However, in keeping with the majority of Wharton’s fiction, Ethan Frome is a tragedy: a tale of unspoken passion and scarring consequence. Set amidst a brutal winter, Ethan Frome focuses on the title character, his unhappy marriage to the manipulative Zenobia, and his infatuation with her youthful cousin, Mattie. The novel pulses with the murmurs of forbidden passion and challenges the piety of a moralistic society. But far from elevating infidelity and condemning an ethical lifestyle, the novel highlights the conflict between desire and convention—creating a complex stage on which the narrative plays out.
Although Wharton never quotes from the Bible or specifically mentions Christian ethics, honesty and selflessness nevertheless play critical roles in determining the fate of Ethan Frome and his beloved Mattie. Prepared to abscond to the Western frontier and start a new life with his mistress, Ethan is reined in by a moment of moral clarity:
He saw his life before him as it was. He was a poor man, the husband of a sickly woman, whom his desertion would leave alone and destitute; and even if he had had the heart to desert her he could have done so only by deceiving two kindly people who had pitied him.
Ethan’s conscience dictates against his passions. He makes a desperate decision—one that ultimately scars him and Mattie forever.

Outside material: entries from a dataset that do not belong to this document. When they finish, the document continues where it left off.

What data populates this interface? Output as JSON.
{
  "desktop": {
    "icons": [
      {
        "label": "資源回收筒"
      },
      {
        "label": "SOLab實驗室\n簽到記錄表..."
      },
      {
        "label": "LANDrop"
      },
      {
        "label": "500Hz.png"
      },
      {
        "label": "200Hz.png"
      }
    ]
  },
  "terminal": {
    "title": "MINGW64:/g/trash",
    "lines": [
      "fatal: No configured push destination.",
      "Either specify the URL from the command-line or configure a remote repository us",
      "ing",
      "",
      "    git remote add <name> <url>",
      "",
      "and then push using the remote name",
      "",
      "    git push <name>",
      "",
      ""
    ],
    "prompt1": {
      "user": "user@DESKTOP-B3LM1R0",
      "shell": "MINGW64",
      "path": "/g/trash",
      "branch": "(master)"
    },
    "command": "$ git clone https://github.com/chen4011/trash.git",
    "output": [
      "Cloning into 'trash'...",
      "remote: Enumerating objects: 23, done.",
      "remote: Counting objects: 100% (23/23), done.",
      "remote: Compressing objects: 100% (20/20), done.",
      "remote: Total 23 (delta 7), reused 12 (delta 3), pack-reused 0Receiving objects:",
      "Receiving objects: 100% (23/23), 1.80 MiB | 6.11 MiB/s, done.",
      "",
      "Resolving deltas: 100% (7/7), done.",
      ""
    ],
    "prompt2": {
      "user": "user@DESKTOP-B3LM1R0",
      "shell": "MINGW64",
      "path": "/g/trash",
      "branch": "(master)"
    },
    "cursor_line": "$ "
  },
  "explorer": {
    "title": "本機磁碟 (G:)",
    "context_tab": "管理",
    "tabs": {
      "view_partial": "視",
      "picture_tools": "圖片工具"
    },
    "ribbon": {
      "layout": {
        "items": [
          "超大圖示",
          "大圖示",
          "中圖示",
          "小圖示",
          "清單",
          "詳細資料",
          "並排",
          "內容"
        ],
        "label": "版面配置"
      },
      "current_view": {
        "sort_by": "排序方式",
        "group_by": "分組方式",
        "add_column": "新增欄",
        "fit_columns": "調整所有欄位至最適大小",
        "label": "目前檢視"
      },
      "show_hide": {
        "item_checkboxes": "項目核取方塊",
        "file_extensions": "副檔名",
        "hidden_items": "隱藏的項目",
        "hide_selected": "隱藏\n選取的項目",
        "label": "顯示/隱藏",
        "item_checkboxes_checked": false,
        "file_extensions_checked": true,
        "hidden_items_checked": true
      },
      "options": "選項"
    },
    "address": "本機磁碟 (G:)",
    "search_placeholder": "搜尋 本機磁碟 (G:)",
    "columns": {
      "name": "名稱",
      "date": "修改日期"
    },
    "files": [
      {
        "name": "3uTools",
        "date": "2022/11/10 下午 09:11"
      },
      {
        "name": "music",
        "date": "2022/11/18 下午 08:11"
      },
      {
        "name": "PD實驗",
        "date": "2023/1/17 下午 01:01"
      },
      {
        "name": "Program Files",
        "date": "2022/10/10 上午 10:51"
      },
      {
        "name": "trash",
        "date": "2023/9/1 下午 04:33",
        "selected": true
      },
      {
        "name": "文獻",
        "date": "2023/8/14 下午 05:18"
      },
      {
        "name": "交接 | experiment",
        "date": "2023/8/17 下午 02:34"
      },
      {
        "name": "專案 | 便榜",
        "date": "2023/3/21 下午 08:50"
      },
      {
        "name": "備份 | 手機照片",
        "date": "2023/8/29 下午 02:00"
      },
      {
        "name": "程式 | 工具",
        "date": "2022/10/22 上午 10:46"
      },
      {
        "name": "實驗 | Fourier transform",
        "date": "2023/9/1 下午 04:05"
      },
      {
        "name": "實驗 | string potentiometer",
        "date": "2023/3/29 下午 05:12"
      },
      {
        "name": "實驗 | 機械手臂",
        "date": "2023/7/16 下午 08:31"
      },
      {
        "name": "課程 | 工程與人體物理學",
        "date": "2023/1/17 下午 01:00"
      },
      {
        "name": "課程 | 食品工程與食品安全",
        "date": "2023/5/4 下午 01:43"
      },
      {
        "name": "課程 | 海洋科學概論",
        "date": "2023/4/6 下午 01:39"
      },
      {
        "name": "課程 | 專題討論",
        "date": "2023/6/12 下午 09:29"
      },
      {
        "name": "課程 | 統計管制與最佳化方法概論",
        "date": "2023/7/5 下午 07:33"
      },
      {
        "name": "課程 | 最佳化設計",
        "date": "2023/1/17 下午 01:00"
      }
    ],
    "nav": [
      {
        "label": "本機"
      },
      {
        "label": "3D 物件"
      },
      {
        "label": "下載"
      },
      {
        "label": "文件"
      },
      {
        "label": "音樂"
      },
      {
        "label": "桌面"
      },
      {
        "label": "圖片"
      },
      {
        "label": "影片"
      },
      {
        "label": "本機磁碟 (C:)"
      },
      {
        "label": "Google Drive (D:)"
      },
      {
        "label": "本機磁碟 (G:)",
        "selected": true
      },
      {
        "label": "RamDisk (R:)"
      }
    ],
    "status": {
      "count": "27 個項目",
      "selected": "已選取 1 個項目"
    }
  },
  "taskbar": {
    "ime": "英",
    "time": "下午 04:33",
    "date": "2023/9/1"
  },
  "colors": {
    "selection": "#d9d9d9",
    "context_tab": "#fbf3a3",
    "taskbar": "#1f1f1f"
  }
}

I wouldn’t recommend putting Wharton’s grim narrative at the top of your “beach reading” list. The book’s complex morality and dark commentary on fate is better read on a cold winter’s night in front of the fire. But, the author’s crisp storytelling style and lyrical prose are mesmerizing, and the mystery of Ethan Frome’s fate alone is worth the price of the novel.
||—Devin Thomas'09 is an English major.